(DATA EXCERPTS Opens)

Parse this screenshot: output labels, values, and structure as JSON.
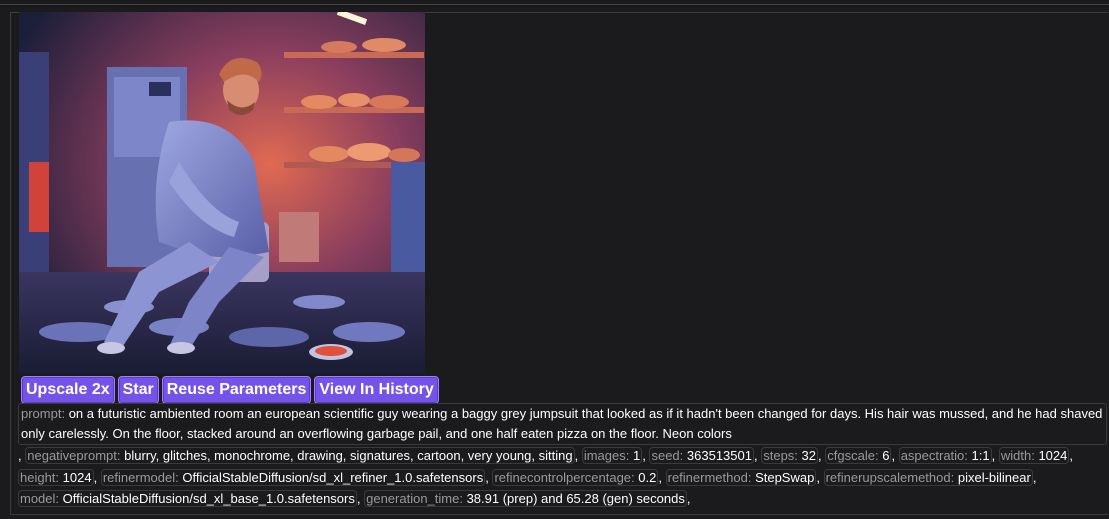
{
  "image": {
    "alt": "Generated image"
  },
  "buttons": {
    "upscale": "Upscale 2x",
    "star": "Star",
    "reuse": "Reuse Parameters",
    "history": "View In History"
  },
  "params": {
    "prompt_key": "prompt:",
    "prompt_val": "on a futuristic ambiented room an european scientific guy wearing a baggy grey jumpsuit that looked as if it hadn't been changed for days. His hair was mussed, and he had shaved only carelessly. On the floor, stacked around an overflowing garbage pail, and one half eaten pizza on the floor. Neon colors",
    "negativeprompt_key": "negativeprompt:",
    "negativeprompt_val": "blurry, glitches, monochrome, drawing, signatures, cartoon, very young, sitting",
    "images_key": "images:",
    "images_val": "1",
    "seed_key": "seed:",
    "seed_val": "363513501",
    "steps_key": "steps:",
    "steps_val": "32",
    "cfgscale_key": "cfgscale:",
    "cfgscale_val": "6",
    "aspectratio_key": "aspectratio:",
    "aspectratio_val": "1:1",
    "width_key": "width:",
    "width_val": "1024",
    "height_key": "height:",
    "height_val": "1024",
    "refinermodel_key": "refinermodel:",
    "refinermodel_val": "OfficialStableDiffusion/sd_xl_refiner_1.0.safetensors",
    "refinecontrolpercentage_key": "refinecontrolpercentage:",
    "refinecontrolpercentage_val": "0.2",
    "refinermethod_key": "refinermethod:",
    "refinermethod_val": "StepSwap",
    "refinerupscalemethod_key": "refinerupscalemethod:",
    "refinerupscalemethod_val": "pixel-bilinear",
    "model_key": "model:",
    "model_val": "OfficialStableDiffusion/sd_xl_base_1.0.safetensors",
    "generation_time_key": "generation_time:",
    "generation_time_val": "38.91 (prep) and 65.28 (gen) seconds",
    "sep": ","
  }
}
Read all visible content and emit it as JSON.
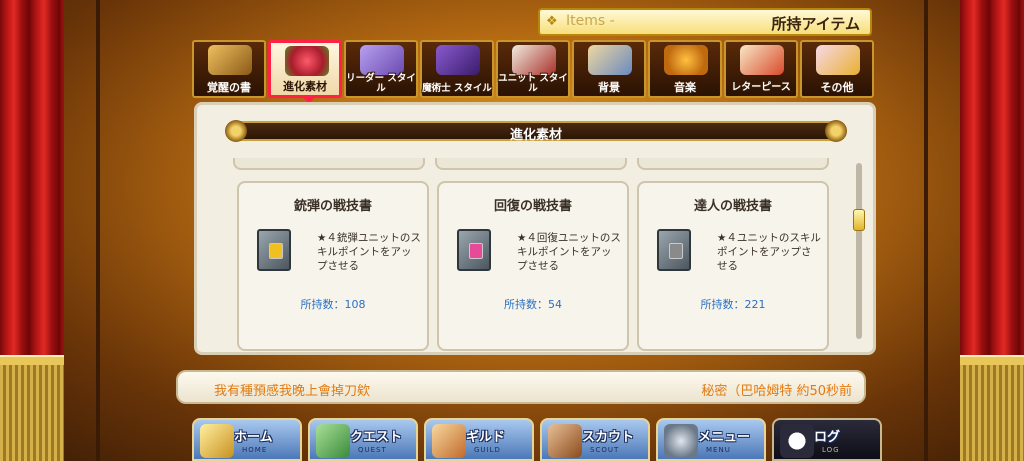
{
  "header": {
    "en": "Items -",
    "jp": "所持アイテム"
  },
  "tabs": [
    {
      "label": "覚醒の書",
      "icon": "book-icon",
      "color": "#c98a2a"
    },
    {
      "label": "進化素材",
      "icon": "flower-icon",
      "color": "#d43a4a",
      "active": true
    },
    {
      "label": "リーダー スタイル",
      "icon": "card-swap-icon",
      "color": "#8a6ad8"
    },
    {
      "label": "魔術士 スタイル",
      "icon": "mage-hat-icon",
      "color": "#6a3aa8"
    },
    {
      "label": "ユニット スタイル",
      "icon": "gift-box-icon",
      "color": "#c8c0b0"
    },
    {
      "label": "背景",
      "icon": "picture-icon",
      "color": "#d8b068"
    },
    {
      "label": "音楽",
      "icon": "music-note-icon",
      "color": "#e89820"
    },
    {
      "label": "レターピース",
      "icon": "letter-icon",
      "color": "#e86a3a"
    },
    {
      "label": "その他",
      "icon": "misc-items-icon",
      "color": "#e8b8c8"
    }
  ],
  "section": {
    "title": "進化素材"
  },
  "items": [
    {
      "name": "銃弾の戦技書",
      "desc": "★４銃弾ユニットのスキルポイントをアップさせる",
      "count_label": "所持数：",
      "count": "108",
      "gem_color": "#f0c020"
    },
    {
      "name": "回復の戦技書",
      "desc": "★４回復ユニットのスキルポイントをアップさせる",
      "count_label": "所持数：",
      "count": "54",
      "gem_color": "#e84a9a"
    },
    {
      "name": "達人の戦技書",
      "desc": "★４ユニットのスキルポイントをアップさせる",
      "count_label": "所持数：",
      "count": "221",
      "gem_color": "#8a8a8a"
    }
  ],
  "chat": {
    "message": "我有種預感我晚上會掉刀欸",
    "meta": "秘密（巴哈姆特 約50秒前"
  },
  "nav": [
    {
      "label": "ホーム",
      "sub": "HOME",
      "icon": "home-tent-icon",
      "color": "#e8c040"
    },
    {
      "label": "クエスト",
      "sub": "QUEST",
      "icon": "quest-map-icon",
      "color": "#5ab050"
    },
    {
      "label": "ギルド",
      "sub": "GUILD",
      "icon": "guild-castle-icon",
      "color": "#e8a050"
    },
    {
      "label": "スカウト",
      "sub": "SCOUT",
      "icon": "scout-book-icon",
      "color": "#c8844a"
    },
    {
      "label": "メニュー",
      "sub": "MENU",
      "icon": "menu-gear-icon",
      "color": "#9aa8b8"
    },
    {
      "label": "ログ",
      "sub": "LOG",
      "icon": "chat-log-icon",
      "color": "#ffffff"
    }
  ]
}
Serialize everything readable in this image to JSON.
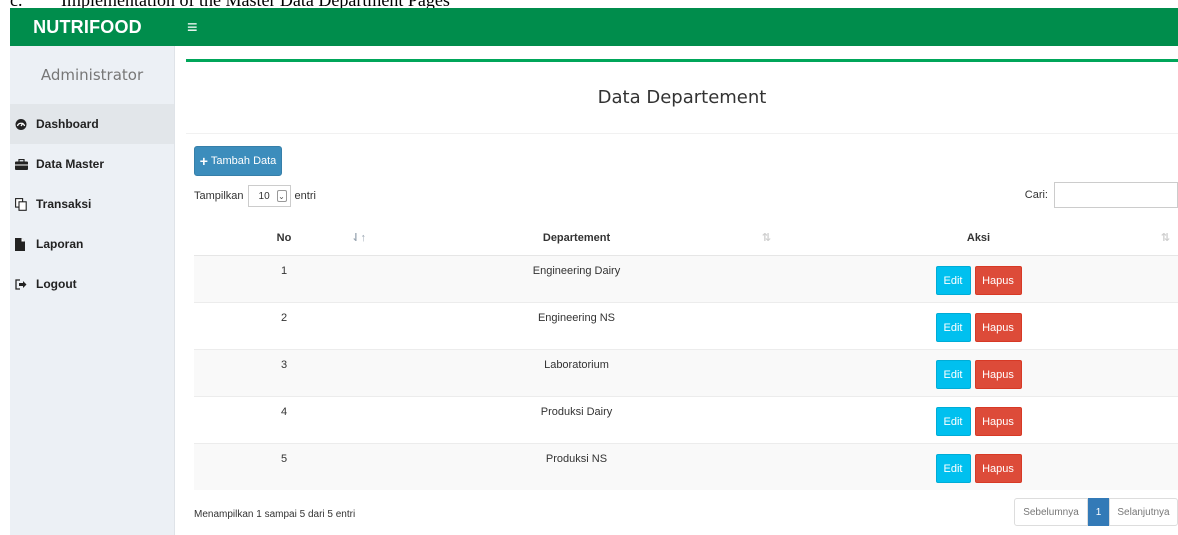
{
  "caption": {
    "number": "c.",
    "text": "Implementation of the Master Data Department Pages"
  },
  "app": {
    "brand": "NUTRIFOOD",
    "menu_icon": "≡"
  },
  "colors": {
    "header": "#008d4c",
    "accent": "#00a65a",
    "primary": "#3c8dbc",
    "info": "#00c0ef",
    "danger": "#dd4b39"
  },
  "sidebar": {
    "user": "Administrator",
    "items": [
      {
        "label": "Dashboard",
        "icon": "dashboard-icon"
      },
      {
        "label": "Data Master",
        "icon": "briefcase-icon"
      },
      {
        "label": "Transaksi",
        "icon": "copy-icon"
      },
      {
        "label": "Laporan",
        "icon": "file-icon"
      },
      {
        "label": "Logout",
        "icon": "sign-out-icon"
      }
    ]
  },
  "main": {
    "title": "Data Departement",
    "add_button": "Tambah Data",
    "length": {
      "prefix": "Tampilkan",
      "value": "10",
      "suffix": "entri"
    },
    "search_label": "Cari:",
    "table": {
      "columns": [
        "No",
        "Departement",
        "Aksi"
      ],
      "rows": [
        {
          "no": "1",
          "dept": "Engineering Dairy"
        },
        {
          "no": "2",
          "dept": "Engineering NS"
        },
        {
          "no": "3",
          "dept": "Laboratorium"
        },
        {
          "no": "4",
          "dept": "Produksi Dairy"
        },
        {
          "no": "5",
          "dept": "Produksi NS"
        }
      ],
      "edit_label": "Edit",
      "delete_label": "Hapus"
    },
    "info": "Menampilkan 1 sampai 5 dari 5 entri",
    "pagination": {
      "prev": "Sebelumnya",
      "current": "1",
      "next": "Selanjutnya"
    }
  }
}
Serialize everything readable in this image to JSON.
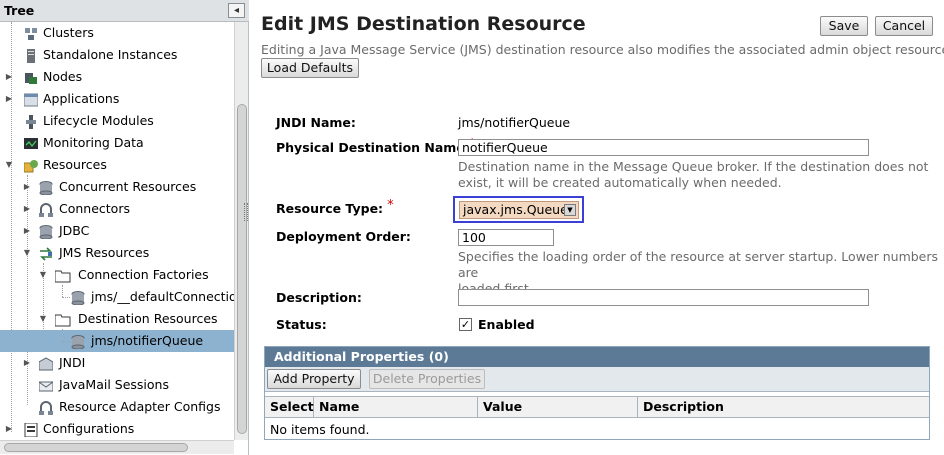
{
  "tree": {
    "title": "Tree",
    "collapse_glyph": "◂",
    "items": [
      {
        "label": "Clusters",
        "icon": "cluster-icon"
      },
      {
        "label": "Standalone Instances",
        "icon": "server-icon"
      },
      {
        "label": "Nodes",
        "icon": "node-icon"
      },
      {
        "label": "Applications",
        "icon": "applications-icon"
      },
      {
        "label": "Lifecycle Modules",
        "icon": "lifecycle-icon"
      },
      {
        "label": "Monitoring Data",
        "icon": "monitor-icon"
      },
      {
        "label": "Resources",
        "icon": "resources-icon"
      },
      {
        "label": "Concurrent Resources",
        "icon": "database-icon"
      },
      {
        "label": "Connectors",
        "icon": "connector-icon"
      },
      {
        "label": "JDBC",
        "icon": "database-icon"
      },
      {
        "label": "JMS Resources",
        "icon": "jms-icon"
      },
      {
        "label": "Connection Factories",
        "icon": "folder-icon"
      },
      {
        "label": "jms/__defaultConnection",
        "icon": "database-icon"
      },
      {
        "label": "Destination Resources",
        "icon": "folder-icon"
      },
      {
        "label": "jms/notifierQueue",
        "icon": "database-icon"
      },
      {
        "label": "JNDI",
        "icon": "jndi-icon"
      },
      {
        "label": "JavaMail Sessions",
        "icon": "mail-icon"
      },
      {
        "label": "Resource Adapter Configs",
        "icon": "connector-icon"
      },
      {
        "label": "Configurations",
        "icon": "configurations-icon"
      }
    ]
  },
  "page": {
    "title": "Edit JMS Destination Resource",
    "help": "Editing a Java Message Service (JMS) destination resource also modifies the associated admin object resource.",
    "save_label": "Save",
    "cancel_label": "Cancel",
    "load_defaults_label": "Load Defaults"
  },
  "form": {
    "jndi_label": "JNDI Name:",
    "jndi_value": "jms/notifierQueue",
    "physdest_label": "Physical Destination Name",
    "physdest_value": "notifierQueue",
    "physdest_help_1": "Destination name in the Message Queue broker. If the destination does not",
    "physdest_help_2": "exist, it will be created automatically when needed.",
    "restype_label": "Resource Type:",
    "restype_value": "javax.jms.Queue",
    "order_label": "Deployment Order:",
    "order_value": "100",
    "order_help_1": "Specifies the loading order of the resource at server startup. Lower numbers are",
    "order_help_2": "loaded first.",
    "description_label": "Description:",
    "description_value": "",
    "status_label": "Status:",
    "enabled_label": "Enabled",
    "enabled_checked": true,
    "required_mark": "*"
  },
  "additional_properties": {
    "title": "Additional Properties (0)",
    "add_label": "Add Property",
    "delete_label": "Delete Properties",
    "columns": [
      "Select",
      "Name",
      "Value",
      "Description"
    ],
    "empty_text": "No items found."
  },
  "colors": {
    "selected_row": "#8db2cf",
    "table_header": "#5c7a96",
    "highlight_border": "#3c3fd3",
    "required": "#cc0000"
  }
}
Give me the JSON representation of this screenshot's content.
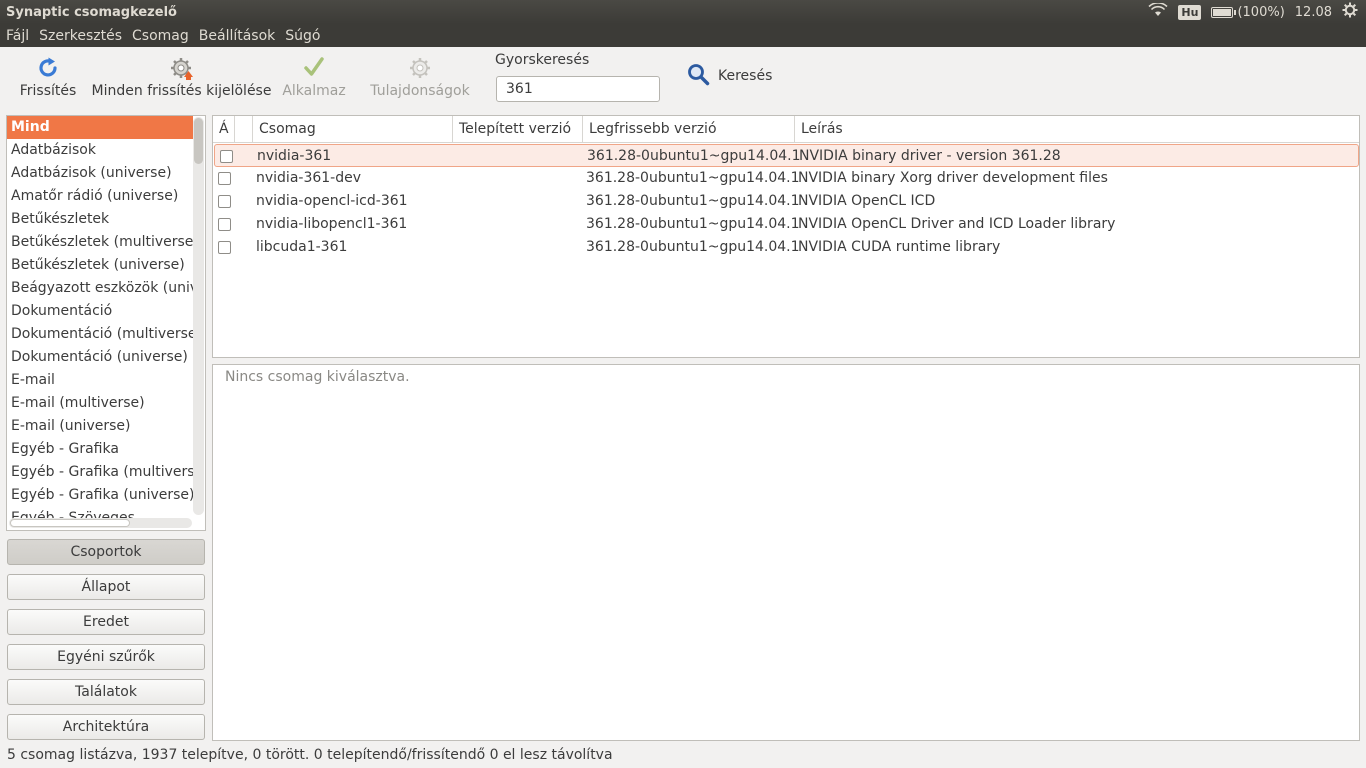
{
  "panel": {
    "title": "Synaptic csomagkezelő",
    "keyboard": "Hu",
    "battery": "(100%)",
    "battery_level": 1.0,
    "clock": "12.08"
  },
  "menu": [
    "Fájl",
    "Szerkesztés",
    "Csomag",
    "Beállítások",
    "Súgó"
  ],
  "toolbar": {
    "refresh": "Frissítés",
    "mark_all": "Minden frissítés kijelölése",
    "apply": "Alkalmaz",
    "properties": "Tulajdonságok",
    "quick_search_label": "Gyorskeresés",
    "quick_search_value": "361",
    "search": "Keresés"
  },
  "categories": [
    "Mind",
    "Adatbázisok",
    "Adatbázisok (universe)",
    "Amatőr rádió (universe)",
    "Betűkészletek",
    "Betűkészletek (multiverse)",
    "Betűkészletek (universe)",
    "Beágyazott eszközök (universe)",
    "Dokumentáció",
    "Dokumentáció (multiverse)",
    "Dokumentáció (universe)",
    "E-mail",
    "E-mail (multiverse)",
    "E-mail (universe)",
    "Egyéb - Grafika",
    "Egyéb - Grafika (multiverse)",
    "Egyéb - Grafika (universe)",
    "Egyéb - Szöveges"
  ],
  "filters": [
    "Csoportok",
    "Állapot",
    "Eredet",
    "Egyéni szűrők",
    "Találatok",
    "Architektúra"
  ],
  "table": {
    "headers": [
      "Á",
      "Csomag",
      "Telepített verzió",
      "Legfrissebb verzió",
      "Leírás"
    ],
    "rows": [
      {
        "name": "nvidia-361",
        "installed": "",
        "latest": "361.28-0ubuntu1~gpu14.04.1",
        "desc": "NVIDIA binary driver - version 361.28"
      },
      {
        "name": "nvidia-361-dev",
        "installed": "",
        "latest": "361.28-0ubuntu1~gpu14.04.1",
        "desc": "NVIDIA binary Xorg driver development files"
      },
      {
        "name": "nvidia-opencl-icd-361",
        "installed": "",
        "latest": "361.28-0ubuntu1~gpu14.04.1",
        "desc": "NVIDIA OpenCL ICD"
      },
      {
        "name": "nvidia-libopencl1-361",
        "installed": "",
        "latest": "361.28-0ubuntu1~gpu14.04.1",
        "desc": "NVIDIA OpenCL Driver and ICD Loader library"
      },
      {
        "name": "libcuda1-361",
        "installed": "",
        "latest": "361.28-0ubuntu1~gpu14.04.1",
        "desc": "NVIDIA CUDA runtime library"
      }
    ]
  },
  "details": "Nincs csomag kiválasztva.",
  "status": "5 csomag listázva, 1937 telepítve, 0 törött. 0 telepítendő/frissítendő 0 el lesz távolítva",
  "colors": {
    "accent": "#f07746",
    "panel": "#3c3b37",
    "window": "#f2f1f0"
  }
}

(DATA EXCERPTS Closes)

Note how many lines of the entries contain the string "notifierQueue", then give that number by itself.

TASK SOLUTION
3